I actually feel slightly better already, just for admitting the truth, just a little lighter. We live in a society, where people don’t really want to hear the truth and who can blame them. There’s so much unhappiness/misery in the world, you really don’t feel like adding to it, so you just politely continue to bottle it up and hope that you’ve convinced the others that life is good with you, even when it’s not. There are a lot of liars out there, that’s for sure.
I reckon about 40% of the population are probably feeling pretty down right now too.

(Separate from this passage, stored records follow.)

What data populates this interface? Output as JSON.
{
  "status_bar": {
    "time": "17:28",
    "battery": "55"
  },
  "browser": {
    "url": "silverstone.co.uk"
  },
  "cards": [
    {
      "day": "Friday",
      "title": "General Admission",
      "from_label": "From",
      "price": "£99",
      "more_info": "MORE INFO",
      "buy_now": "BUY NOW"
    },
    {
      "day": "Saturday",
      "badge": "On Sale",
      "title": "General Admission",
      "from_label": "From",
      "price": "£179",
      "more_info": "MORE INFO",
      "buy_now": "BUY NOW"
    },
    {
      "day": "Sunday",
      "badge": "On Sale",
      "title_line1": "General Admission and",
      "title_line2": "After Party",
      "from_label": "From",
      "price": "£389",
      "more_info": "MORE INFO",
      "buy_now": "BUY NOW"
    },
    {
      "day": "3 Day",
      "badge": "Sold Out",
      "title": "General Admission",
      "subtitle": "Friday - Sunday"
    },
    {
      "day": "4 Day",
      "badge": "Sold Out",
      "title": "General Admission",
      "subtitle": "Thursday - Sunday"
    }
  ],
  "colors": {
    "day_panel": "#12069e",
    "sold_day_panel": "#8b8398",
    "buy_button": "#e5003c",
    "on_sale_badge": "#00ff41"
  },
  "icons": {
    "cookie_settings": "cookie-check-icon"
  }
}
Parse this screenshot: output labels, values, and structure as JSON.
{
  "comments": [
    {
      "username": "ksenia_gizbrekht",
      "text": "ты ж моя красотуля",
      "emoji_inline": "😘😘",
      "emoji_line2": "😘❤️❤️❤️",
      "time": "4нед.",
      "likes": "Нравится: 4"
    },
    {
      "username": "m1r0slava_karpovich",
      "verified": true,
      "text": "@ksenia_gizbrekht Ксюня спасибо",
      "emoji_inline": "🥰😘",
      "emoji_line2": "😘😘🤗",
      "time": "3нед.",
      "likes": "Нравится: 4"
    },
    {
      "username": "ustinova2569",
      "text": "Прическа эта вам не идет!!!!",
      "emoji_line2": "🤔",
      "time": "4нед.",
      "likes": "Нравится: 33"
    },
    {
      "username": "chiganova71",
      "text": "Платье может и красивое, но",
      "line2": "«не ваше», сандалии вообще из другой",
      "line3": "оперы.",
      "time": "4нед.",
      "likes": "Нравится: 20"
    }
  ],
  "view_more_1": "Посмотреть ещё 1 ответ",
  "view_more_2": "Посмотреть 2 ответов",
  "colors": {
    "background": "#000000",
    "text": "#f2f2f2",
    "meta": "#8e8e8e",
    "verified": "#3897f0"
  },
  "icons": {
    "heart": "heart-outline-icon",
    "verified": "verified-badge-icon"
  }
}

We’re just programmed/conditioned to gloss over the subject, because let’s face it, what do you actually say in response? “Sorry to hear that, you’ll have to excuse me I’m just on my way to get a bottle of rum and a packet of fags, because I’m just on my way home to out of it, because I’m feeling pretty miserable myself too”. Stiff upper lip and all of that! Depression can happen to anyone, it can actually happen to YOU. If only, people could feel positive about being honest, you’d be halfway towards solving the problem. Society doesn’t want to HEAR about depression. No one wants to hear about it, not even me, if I’m being entirely honest.
I’ve seen, first hand, what happens to severely depressed people and it’s not pretty. In fact, when someone becomes hospitalised, it can be quite a nightmare and I’m talking about the treatment here, not the condition. But can a nightmare become a useful one? Once you’ve hit rock bottom and made it back, you’re never going to want to go there again, so perhaps there’s a built in mechanism for survival of the fittest. Although I know a number of people who suffer with bi polar and whilst they have been happy to be high, the lows are terrible. Nevertheless, when something goes up it generally has to come down.
Some very famous leaders in history have suffered with depression, Sir Winston Churchill it’s been said, that it was Churchill’s “exceptional openness” to intense emotion which enabled him to sense dangers that more conventional minds failed to see. Quite frankly, I’m glad he was on our side, even with his black dog mauling his every move.
I’m not normally so blunt, but the truth is no one wants to hear that you’re not coping, not enjoying life, probably because they may not be either or they just don’t want to be reminded of these miserable facts of life.
This is why Matt’s book is a triumph. “We all matter because we are alive, we are all ultimately all the same thing. We are life”. Life is to be celebrated the highs and the lows. An MRI scan cannot differentiate between passion and panic, but why do we. Why is the stigma as strong today, as it was 100 yrs. ago? Depressing isn’t it
The doctor’s seem quite happy to dish out endless prescriptions for pills. Dr say’s you been this bad before, haven’t you in a rather matter of fact way. Let’s increase your dose to 100mg. Why does that always have to be the first option let’s just give you more pills and a higher dose too, in the hope that you’ll just shut up and go away. I personally don’t think that’s good enough.
Surely pills should be the last option. Why can’t the NHS invest some funds in other remedies/ therapies? The pills just mask the symptoms of depression, they don’t address what’s making you feel that way. You’re in a vicious circle, with a label to identify you too, that makes you feel like a proper loser.
Matt Haig just got real and fair play to him, he’s got bottle! I respect his honesty and spirit. Matt understands the importance of feeling, whether it’s good or bad. The kindness he’s displayed towards humanity is held in his very personal experience of his own misery. He’s listened to himself. I’ve been there, in that prison cell where the door is always open and yet, he has had the strength through words to show others, there’s a way out. I applaud him for those words. I appreciate those words, they bring hope and light. From someone who’s depressed, there inspiring, helpful and warm.